The results display that upper-secondary charter school attendance in Florida has positive effects on the likelihood of obtaining an upper-secondary school diploma, college/university enrolment as well as persistence at college/university for at least two years. Furthermore, the authors find that charter school attendance also raises earnings by 12 per cent when students are between 23 and 25 years old. In other words, in Florida, the effects of charter school attendance on longer-term educational outcomes also appear to spill over in the labour market.
Interestingly, the same authors find that charter schools do not impact test scores. This is in sharp contrast compared with the results from the paper discussed in last month’s digest, which found negative effects of regular charter schools in Texas on test scores, longer-term educational outcomes as well as earnings, while finding positive effects of No Excuse paradigm charter schools on test scores and longer term-educational outcomes – but no effects on earnings.
There are various potential reasons for these findings. Florida charter schools may simply be more effective in promoting non-cognitive outcomes – such as grit, persistence, self-control, and conscientiousness – that could matter more for promoting success in the labour market for young adults than test scores. However, the authors have no data to evaluate this hypothesis rigorously.
In any case, it is important to note that the effects on labour-market outcomes are evaluated when students are in their mid-20s. If charter schools in Florida are less likely to push students to pursue further studies – in, for example, law and medicine – compared with the No Excuse paradigm charter schools in Texas, positive effects on the labour market may show up earlier among students attending the former. Indeed, the fact that the former do not raise test scores, while the latter do, may indicate different academic focuses that spill over in the labour market at different times. Of course, it is also possible that the results merely capture different types of charter school quality in the two states – or methodological differences between the two studies.
Overall, therefore, using data from Florida, the study provides the first ever evidence of positive effects of charter schools on earnings when students are in their mid-20s. These charter schools, however, do not have a positive impact on test scores, indicating that they promote non-cognitive skills that are rewarded in the labour market among young adults. But we need more research to determine what explains these findings and the quite stark differences between the labour-market effects of these charter schools compared with those in Texas.
Gabriel Heller Sahlgren
This comment piece is also the Editor's Pick in the CMRE Monthly Research Digest_07_16. The piece reviews a paper by Tim R. Sass, Ron W. Zimmer, Brian P. Gill, and T. Kevin Booker, 'Charter High Schools’ Effects on Long-Term Attainment and Earnings', for the Journal of Policy Analysis and Management (Summer 2016), a free copy of which may be downloaded here.

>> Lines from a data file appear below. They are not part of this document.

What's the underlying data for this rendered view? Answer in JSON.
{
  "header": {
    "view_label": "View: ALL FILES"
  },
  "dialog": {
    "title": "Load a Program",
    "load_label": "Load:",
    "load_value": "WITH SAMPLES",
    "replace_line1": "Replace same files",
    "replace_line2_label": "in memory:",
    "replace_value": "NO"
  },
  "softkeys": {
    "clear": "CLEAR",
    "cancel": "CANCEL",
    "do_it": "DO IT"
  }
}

You can download free copies of back issues of the CMRE Monthly Research Digest here.